The lottery is a form of gambling in which people buy numbered tickets and hope to win a prize. The prizes can range from money to goods or services. The word lottery comes from the Latin lotium, which means “fateful thing.” The ancients used a similar practice to distribute property among their citizens and slaves. Today, lottery games are usually organized by states and often require payment of a consideration (money or work) for the chance to receive a prize. Some examples of modern lotteries are military conscription, commercial promotions in which property is given away by a random procedure, and the selection of jury members.
Lotteries are typically advertised as a fun way to spend money and can be very lucrative for state governments. However, they are also often perceived as a tax on the poor and those who have difficulty managing their finances. As a result, states must constantly introduce new games in order to keep revenues growing.
Most state lotteries are run as businesses with the goal of maximizing revenue. This means that advertising must necessarily focus on persuading target groups to spend their money on the lottery. These groups include the poor, problem gamblers, and young people. Some argue that promoting gambling in this way is inappropriate for a government.
Despite the fact that lottery sales are robust, there are many problems with the way in which state lotteries operate. To keep ticket sales up, it is necessary to pay out a respectable percentage of the money that is sold in prize money. This reduces the amount of money that is available for state revenue and use on things like education.
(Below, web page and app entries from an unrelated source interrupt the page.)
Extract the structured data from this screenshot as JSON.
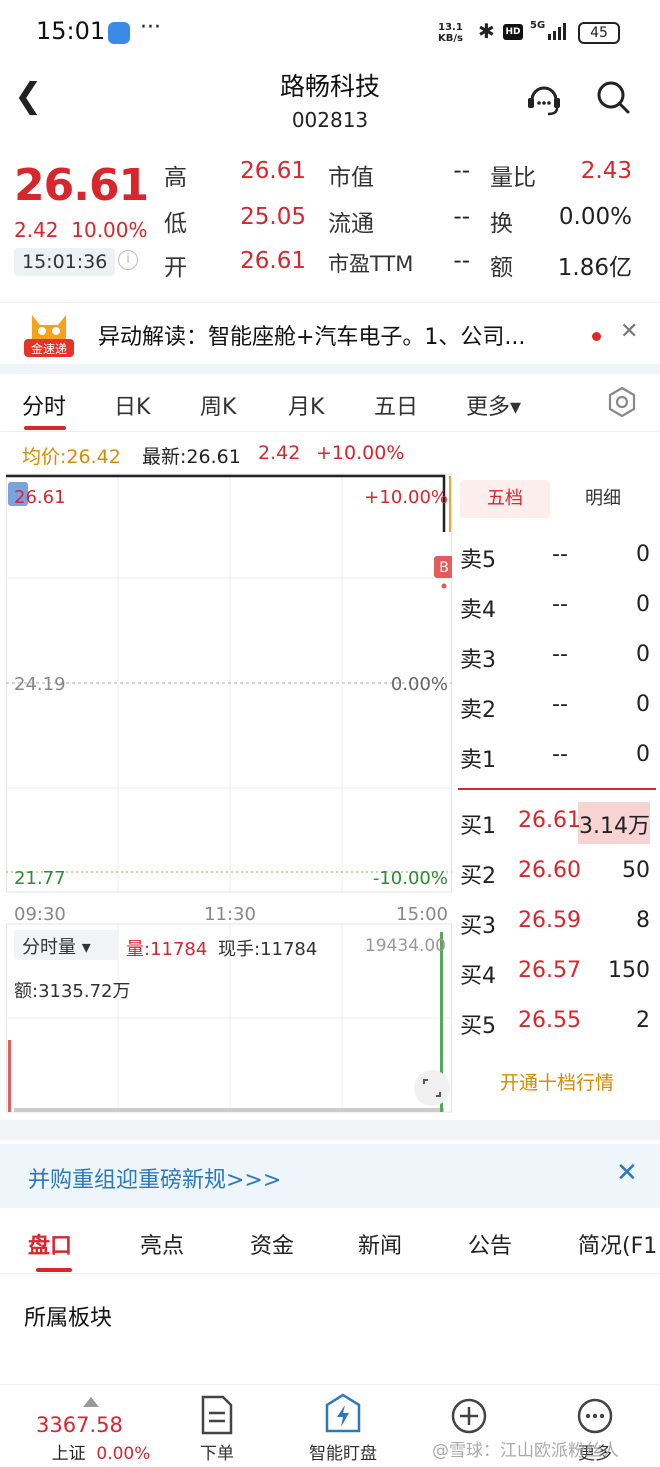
{
  "status_bar": {
    "time": "15:01",
    "dots": "···",
    "net_speed": "13.1",
    "net_unit": "KB/s",
    "hd": "HD",
    "signal": "5G",
    "battery": "45"
  },
  "header": {
    "stock_name": "路畅科技",
    "stock_code": "002813"
  },
  "quote": {
    "price": "26.61",
    "change": "2.42",
    "change_pct": "10.00%",
    "time": "15:01:36",
    "info_glyph": "i",
    "fields": [
      {
        "label": "高",
        "value": "26.61"
      },
      {
        "label": "市值",
        "value": "--"
      },
      {
        "label": "量比",
        "value": "2.43"
      },
      {
        "label": "低",
        "value": "25.05"
      },
      {
        "label": "流通",
        "value": "--"
      },
      {
        "label": "换",
        "value": "0.00%"
      },
      {
        "label": "开",
        "value": "26.61"
      },
      {
        "label": "市盈TTM",
        "value": "--"
      },
      {
        "label": "额",
        "value": "1.86亿"
      }
    ]
  },
  "news": {
    "logo_text": "金速递",
    "text": "异动解读：智能座舱+汽车电子。1、公司..."
  },
  "chart_tabs": [
    "分时",
    "日K",
    "周K",
    "月K",
    "五日",
    "更多▾"
  ],
  "info_line": {
    "avg": "均价:26.42",
    "latest": "最新:26.61",
    "change": "2.42",
    "pct": "+10.00%"
  },
  "chart_data": {
    "type": "line",
    "price_axis": {
      "top": "26.61",
      "mid": "24.19",
      "bottom": "21.77"
    },
    "pct_axis": {
      "top": "+10.00%",
      "mid": "0.00%",
      "bottom": "-10.00%"
    },
    "x_ticks": [
      "09:30",
      "11:30",
      "15:00"
    ],
    "marker": "B",
    "volume_selector": "分时量 ▾",
    "volume": "量:11784",
    "current_hand": "现手:11784",
    "volume_max": "19434.00",
    "amount": "额:3135.72万"
  },
  "order_book": {
    "tabs": [
      "五档",
      "明细"
    ],
    "asks": [
      {
        "label": "卖5",
        "price": "--",
        "vol": "0"
      },
      {
        "label": "卖4",
        "price": "--",
        "vol": "0"
      },
      {
        "label": "卖3",
        "price": "--",
        "vol": "0"
      },
      {
        "label": "卖2",
        "price": "--",
        "vol": "0"
      },
      {
        "label": "卖1",
        "price": "--",
        "vol": "0"
      }
    ],
    "bids": [
      {
        "label": "买1",
        "price": "26.61",
        "vol": "3.14万"
      },
      {
        "label": "买2",
        "price": "26.60",
        "vol": "50"
      },
      {
        "label": "买3",
        "price": "26.59",
        "vol": "8"
      },
      {
        "label": "买4",
        "price": "26.57",
        "vol": "150"
      },
      {
        "label": "买5",
        "price": "26.55",
        "vol": "2"
      }
    ],
    "more": "开通十档行情"
  },
  "promo": {
    "text": "并购重组迎重磅新规>>>"
  },
  "bottom_tabs": [
    "盘口",
    "亮点",
    "资金",
    "新闻",
    "公告",
    "简况(F1"
  ],
  "section_title": "所属板块",
  "nav": {
    "index_value": "3367.58",
    "index_name": "上证",
    "index_pct": "0.00%",
    "order": "下单",
    "smart": "智能盯盘",
    "more": "更多"
  },
  "watermark": "@雪球：江山欧派粉丝人",
  "colors": {
    "up": "#d8262d",
    "accent": "#d98a00",
    "link": "#2b78c2"
  }
}
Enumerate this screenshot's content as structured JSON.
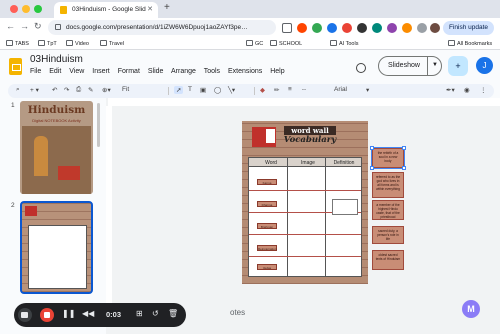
{
  "browser": {
    "tab_title": "03Hinduism - Google Slid",
    "url": "docs.google.com/presentation/d/1iZW6W6Dpuoj1aoZAYf3pe…",
    "finish_update": "Finish update",
    "bookmarks": [
      "TABS",
      "TpT",
      "Video",
      "Travel",
      "GC",
      "SCHOOL",
      "AI Tools"
    ],
    "all_bookmarks": "All Bookmarks"
  },
  "doc": {
    "title": "03Hinduism",
    "menu": [
      "File",
      "Edit",
      "View",
      "Insert",
      "Format",
      "Slide",
      "Arrange",
      "Tools",
      "Extensions",
      "Help"
    ],
    "slideshow": "Slideshow",
    "avatar_letter": "J"
  },
  "toolbar": {
    "zoom": "Fit",
    "font": "Arial"
  },
  "slides": [
    {
      "number": "1",
      "title": "Hinduism",
      "subtitle": "Digital NOTEBOOK Activity"
    },
    {
      "number": "2"
    }
  ],
  "slide": {
    "banner": "word wall",
    "title": "Vocabulary",
    "headers": [
      "Word",
      "Image",
      "Definition"
    ],
    "words": [
      "Karma",
      "Dharma",
      "Brahman",
      "Reincarnation",
      "Vedas"
    ],
    "cards": [
      "the rebirth of a soul in a new body",
      "referred to as the god who lives in all forms and is within everything",
      "a member of the highest Hindu caste, that of the priesthood",
      "sacred duty, a person's role in life",
      "oldest sacred texts of Hinduism"
    ]
  },
  "notes": "otes",
  "recorder": {
    "time": "0:03"
  }
}
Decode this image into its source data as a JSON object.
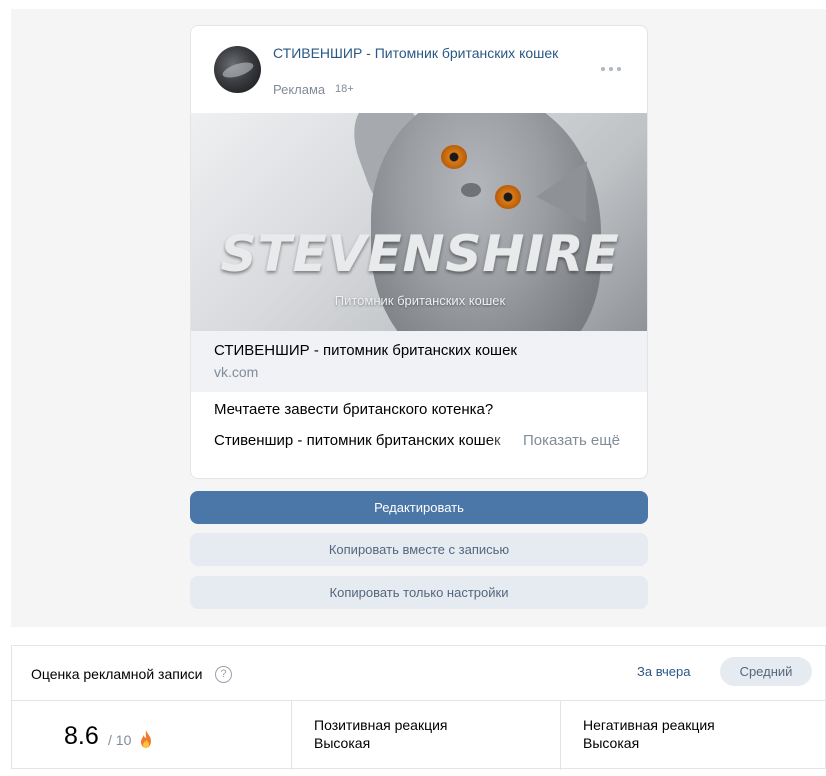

In addition, the percentage of total revenue that is available for state services is not as transparent as a regular tax.
The skepticism over lotteries has been reinforced in recent years by a number of scandals, including allegations that some of the money raised was being misused. These scandals have also highlighted the difficulty in separating out the money that is intended for state programs from the money that is spent on advertising.
Until recently, it seemed that states were benefiting from the success of lotteries. They could expand their array of programs without imposing onerous taxes on the middle class and working classes. However, the rapid growth in the cost of government and inflation have begun to erode that advantage. If the current trend continues, states may need to move away from the use of lotteries to raise revenue and replace them with more equitable methods of raising taxes.